• _Task to carry out_
Copy every line of the records that includes the word "picture".

··· Exercise data ···

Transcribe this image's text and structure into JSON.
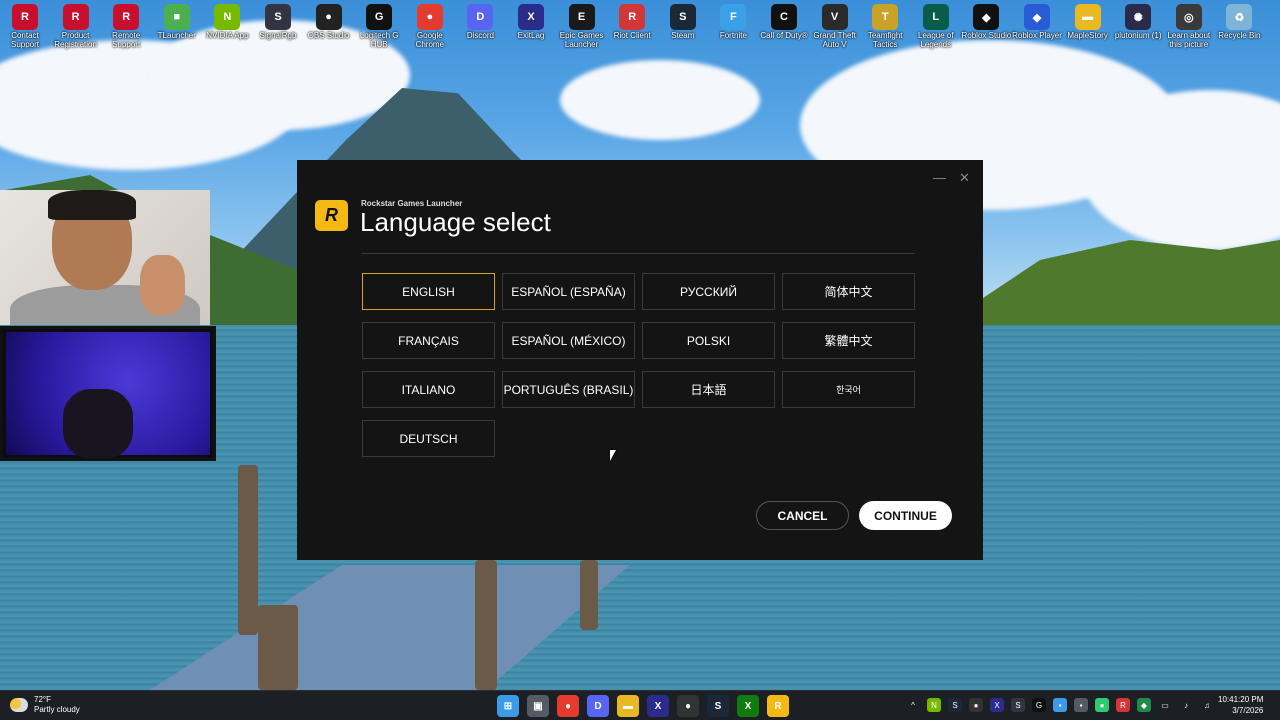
{
  "desktop_icons": [
    {
      "label": "Contact Support",
      "icon": "rockstar-icon",
      "color": "#c8102e",
      "glyph": "R"
    },
    {
      "label": "Product Registration",
      "icon": "rockstar-icon",
      "color": "#c8102e",
      "glyph": "R"
    },
    {
      "label": "Remote Support",
      "icon": "rockstar-icon",
      "color": "#c8102e",
      "glyph": "R"
    },
    {
      "label": "TLauncher",
      "icon": "tlauncher-icon",
      "color": "#4caf50",
      "glyph": "■"
    },
    {
      "label": "NVIDIA App",
      "icon": "nvidia-icon",
      "color": "#76b900",
      "glyph": "N"
    },
    {
      "label": "SignalRgb",
      "icon": "signalrgb-icon",
      "color": "#333344",
      "glyph": "S"
    },
    {
      "label": "OBS Studio",
      "icon": "obs-icon",
      "color": "#222222",
      "glyph": "●"
    },
    {
      "label": "Logitech G HUB",
      "icon": "logitech-icon",
      "color": "#111111",
      "glyph": "G"
    },
    {
      "label": "Google Chrome",
      "icon": "chrome-icon",
      "color": "#e33b2e",
      "glyph": "●"
    },
    {
      "label": "Discord",
      "icon": "discord-icon",
      "color": "#5865f2",
      "glyph": "D"
    },
    {
      "label": "ExitLag",
      "icon": "exitlag-icon",
      "color": "#2b2b8c",
      "glyph": "X"
    },
    {
      "label": "Epic Games Launcher",
      "icon": "epic-icon",
      "color": "#1a1a1a",
      "glyph": "E"
    },
    {
      "label": "Riot Client",
      "icon": "riot-icon",
      "color": "#d13639",
      "glyph": "R"
    },
    {
      "label": "Steam",
      "icon": "steam-icon",
      "color": "#1b2838",
      "glyph": "S"
    },
    {
      "label": "Fortnite",
      "icon": "fortnite-icon",
      "color": "#3aa0e8",
      "glyph": "F"
    },
    {
      "label": "Call of Duty®",
      "icon": "cod-icon",
      "color": "#111111",
      "glyph": "C"
    },
    {
      "label": "Grand Theft Auto V",
      "icon": "gta-icon",
      "color": "#2a2a2a",
      "glyph": "V"
    },
    {
      "label": "Teamfight Tactics",
      "icon": "tft-icon",
      "color": "#c9a227",
      "glyph": "T"
    },
    {
      "label": "League of Legends",
      "icon": "lol-icon",
      "color": "#0a5c4a",
      "glyph": "L"
    },
    {
      "label": "Roblox Studio",
      "icon": "roblox-studio-icon",
      "color": "#111111",
      "glyph": "◆"
    },
    {
      "label": "Roblox Player",
      "icon": "roblox-player-icon",
      "color": "#2a5bd7",
      "glyph": "◆"
    },
    {
      "label": "MapleStory",
      "icon": "folder-icon",
      "color": "#e8b923",
      "glyph": "▬"
    },
    {
      "label": "plutonium (1)",
      "icon": "plutonium-icon",
      "color": "#2a2a4a",
      "glyph": "✺"
    },
    {
      "label": "Learn about this picture",
      "icon": "learn-picture-icon",
      "color": "#3a3a3a",
      "glyph": "◎"
    },
    {
      "label": "Recycle Bin",
      "icon": "recycle-bin-icon",
      "color": "#7fb4d9",
      "glyph": "♻"
    }
  ],
  "launcher": {
    "app_name": "Rockstar Games Launcher",
    "title": "Language select",
    "logo_glyph": "R",
    "minimize_glyph": "—",
    "close_glyph": "✕",
    "accent_color": "#d4a52a",
    "selected_language": "ENGLISH",
    "languages": [
      "ENGLISH",
      "ESPAÑOL (ESPAÑA)",
      "РУССКИЙ",
      "简体中文",
      "FRANÇAIS",
      "ESPAÑOL (MÉXICO)",
      "POLSKI",
      "繁體中文",
      "ITALIANO",
      "PORTUGUÊS (BRASIL)",
      "日本語",
      "한국어",
      "DEUTSCH"
    ],
    "cancel_label": "CANCEL",
    "continue_label": "CONTINUE"
  },
  "taskbar": {
    "weather_temp": "72°F",
    "weather_desc": "Partly cloudy",
    "pinned": [
      {
        "name": "start-icon",
        "color": "#3b9be8",
        "glyph": "⊞"
      },
      {
        "name": "task-view-icon",
        "color": "#555b63",
        "glyph": "▣"
      },
      {
        "name": "chrome-icon",
        "color": "#e33b2e",
        "glyph": "●"
      },
      {
        "name": "discord-icon",
        "color": "#5865f2",
        "glyph": "D"
      },
      {
        "name": "file-explorer-icon",
        "color": "#e8b923",
        "glyph": "▬"
      },
      {
        "name": "exitlag-icon",
        "color": "#2b2b8c",
        "glyph": "X"
      },
      {
        "name": "obs-icon",
        "color": "#333333",
        "glyph": "●"
      },
      {
        "name": "steam-icon",
        "color": "#1b2838",
        "glyph": "S"
      },
      {
        "name": "xbox-icon",
        "color": "#107c10",
        "glyph": "X"
      },
      {
        "name": "rockstar-launcher-icon",
        "color": "#f5b915",
        "glyph": "R"
      }
    ],
    "tray": [
      {
        "name": "chevron-up-icon",
        "color": "#1c1f24",
        "glyph": "^"
      },
      {
        "name": "nvidia-tray-icon",
        "color": "#76b900",
        "glyph": "N"
      },
      {
        "name": "steam-tray-icon",
        "color": "#1b2838",
        "glyph": "S"
      },
      {
        "name": "obs-tray-icon",
        "color": "#333333",
        "glyph": "●"
      },
      {
        "name": "exitlag-tray-icon",
        "color": "#2b2b8c",
        "glyph": "X"
      },
      {
        "name": "signalrgb-tray-icon",
        "color": "#333344",
        "glyph": "S"
      },
      {
        "name": "logitech-tray-icon",
        "color": "#111111",
        "glyph": "G"
      },
      {
        "name": "app-tray-icon",
        "color": "#3b9be8",
        "glyph": "▪"
      },
      {
        "name": "app2-tray-icon",
        "color": "#555b63",
        "glyph": "▪"
      },
      {
        "name": "status-tray-icon",
        "color": "#2ecc71",
        "glyph": "●"
      },
      {
        "name": "riot-tray-icon",
        "color": "#d13639",
        "glyph": "R"
      },
      {
        "name": "defender-tray-icon",
        "color": "#1f8a4c",
        "glyph": "◆"
      },
      {
        "name": "network-tray-icon",
        "color": "#1c1f24",
        "glyph": "▭"
      },
      {
        "name": "mic-tray-icon",
        "color": "#1c1f24",
        "glyph": "♪"
      },
      {
        "name": "volume-tray-icon",
        "color": "#1c1f24",
        "glyph": "♫"
      }
    ],
    "time": "10:41:20 PM",
    "date": "3/7/2026"
  }
}
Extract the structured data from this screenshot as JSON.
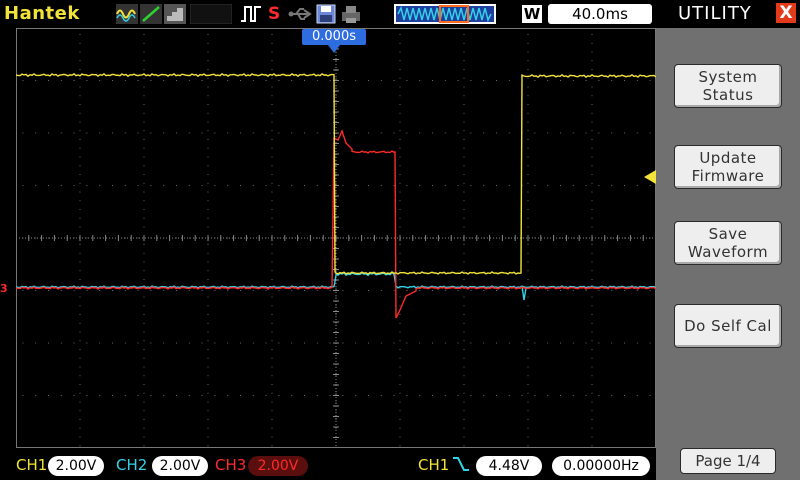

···

• _Solution for this task_
      "label": "Learn about this picture",
      "icon": "learn-picture-icon",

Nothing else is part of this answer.